"Write a program that replicates the album art of Pink Floyd’s seminal album “Dark Side of the Moon” (see image below).
Take advantage of abstractions to simplify your code. Your implementation should include at least one instance of iteration as well as two or more instances of functions that have one or more parameters.
You will be working in pairs using “Pair Programming” practices. Remember that in Pair Programming, one programmer assumes the "driver" role and will be the only one allowed to use the mouse and keyboard to write the code while the second programmer acts as a "navigator", keeping track of the big picture, catching errors, and making suggestions. Programmers communicate throughout the process. The students in each pair will switch roles after the 30 minutes.

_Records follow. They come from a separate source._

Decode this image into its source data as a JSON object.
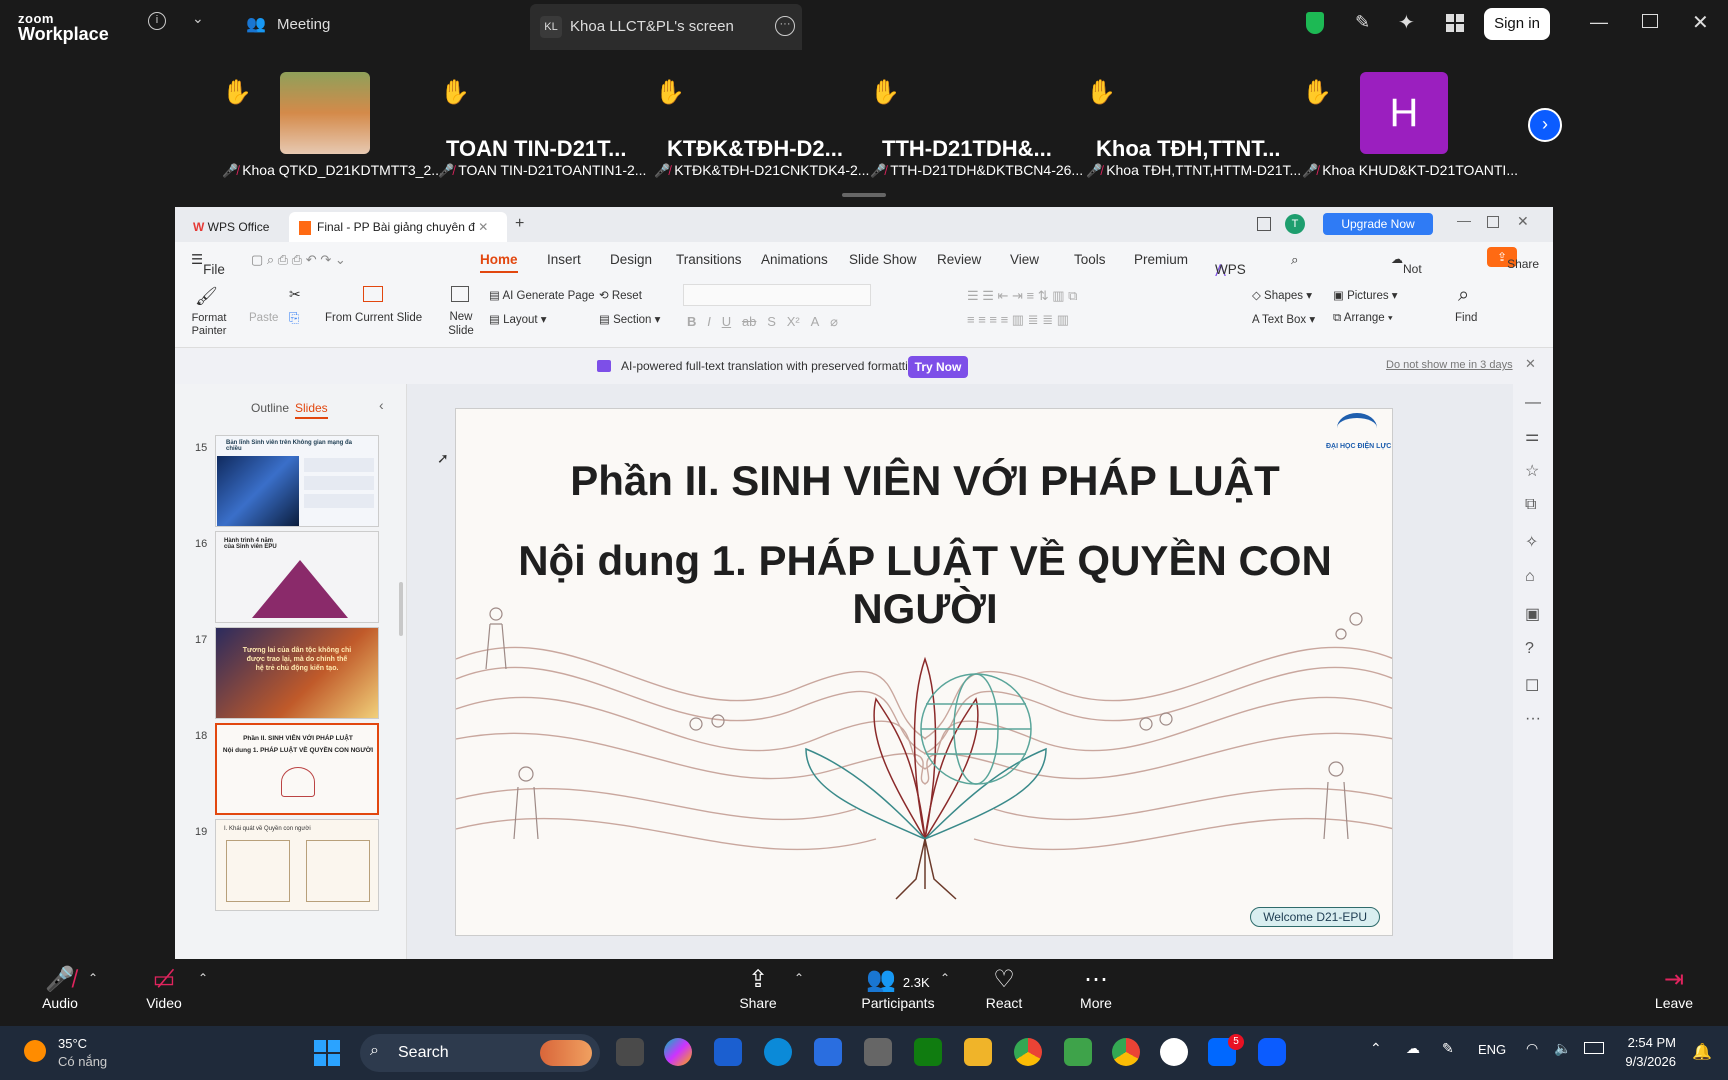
{
  "zoom": {
    "logo_line1": "zoom",
    "logo_line2": "Workplace",
    "meeting_label": "Meeting",
    "screen_tab": "Khoa LLCT&PL's screen",
    "screen_tab_initials": "KL",
    "sign_in": "Sign in"
  },
  "participants": [
    {
      "big": "",
      "name": "Khoa QTKD_D21KDTMTT3_2..."
    },
    {
      "big": "TOAN TIN-D21T...",
      "name": "TOAN TIN-D21TOANTIN1-2..."
    },
    {
      "big": "KTĐK&TĐH-D2...",
      "name": "KTĐK&TĐH-D21CNKTDK4-2..."
    },
    {
      "big": "TTH-D21TDH&...",
      "name": "TTH-D21TDH&DKTBCN4-26..."
    },
    {
      "big": "Khoa  TĐH,TTNT...",
      "name": "Khoa TĐH,TTNT,HTTM-D21T..."
    },
    {
      "big": "H",
      "name": "Khoa KHUD&KT-D21TOANTI..."
    }
  ],
  "wps": {
    "app_tab": "WPS Office",
    "doc_tab": "Final - PP Bài giảng chuyên đ",
    "upgrade": "Upgrade Now",
    "user_initial": "T",
    "menu": [
      "File",
      "Home",
      "Insert",
      "Design",
      "Transitions",
      "Animations",
      "Slide Show",
      "Review",
      "View",
      "Tools",
      "Premium",
      "WPS AI"
    ],
    "not_uploaded": "Not uploaded",
    "share": "Share",
    "ribbon": {
      "format_painter": "Format Painter",
      "paste": "Paste",
      "from_current_slide": "From Current Slide",
      "new_slide": "New Slide",
      "ai_generate": "AI Generate Page",
      "layout": "Layout",
      "reset": "Reset",
      "section": "Section",
      "shapes": "Shapes",
      "pictures": "Pictures",
      "text_box": "Text Box",
      "arrange": "Arrange",
      "find": "Find"
    },
    "translation_msg": "AI-powered full-text translation with preserved formatting.",
    "try_now": "Try Now",
    "dont_show": "Do not show me in 3 days",
    "panel_tabs": [
      "Outline",
      "Slides"
    ],
    "thumbs": [
      {
        "num": "15",
        "title": "Bản lĩnh Sinh viên trên Không gian mạng đa chiều"
      },
      {
        "num": "16",
        "title": "Hành trình 4 năm của Sinh viên EPU"
      },
      {
        "num": "17",
        "title": "Tương lai của dân tộc không chỉ được trao lại, mà do chính thế hệ trẻ chủ động kiến tạo."
      },
      {
        "num": "18",
        "title": "Phần II. SINH VIÊN VỚI PHÁP LUẬT\nNội dung 1. PHÁP LUẬT VỀ QUYỀN CON NGƯỜI"
      },
      {
        "num": "19",
        "title": "I. Khái quát về Quyền con người"
      }
    ],
    "slide": {
      "title1": "Phần II. SINH VIÊN VỚI PHÁP LUẬT",
      "title2": "Nội dung 1. PHÁP LUẬT VỀ QUYỀN CON NGƯỜI",
      "logo_text": "ĐẠI HỌC ĐIỆN LỰC",
      "welcome": "Welcome D21-EPU"
    }
  },
  "toolbar": {
    "audio": "Audio",
    "video": "Video",
    "share": "Share",
    "participants": "Participants",
    "participants_count": "2.3K",
    "react": "React",
    "more": "More",
    "leave": "Leave"
  },
  "taskbar": {
    "temp": "35°C",
    "weather": "Có nắng",
    "search": "Search",
    "lang": "ENG",
    "time": "2:54 PM",
    "date": "9/3/2026",
    "badge": "5"
  },
  "colors": {
    "accent_purple": "#7d4fe8",
    "wps_orange": "#ff6a13",
    "zoom_blue": "#0b5cff",
    "mic_red": "#e0245e"
  }
}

Write your program in App Lab on code.org. Name your app “Programming Project Pink Floyd” and use the Project Template that is available on the classroom OneNote in the Unit 4 tab. At the top of the project template, be sure to include both names of the programmers working together on the project.
You do not need to turn in the project anywhere. I will find it using my code.org dashboard. However, I will only be looking for files named “Programming Project Pink Floyd” so please adhere to this naming convention.
You are NOT allowed to move about in the room. Please stay in your seats and work with your partner at the desks you have been assigned. You are NOT allowed to listen to your own personal music. This is a PAIR programming project and these behaviors inhibit effective communication."
See attached Word Document.
Very fun activity for the kids and it had the benefit of being a great review of Unit 3 coding concepts.
Pink Floyd - Programming Project.docx (87.2 KB)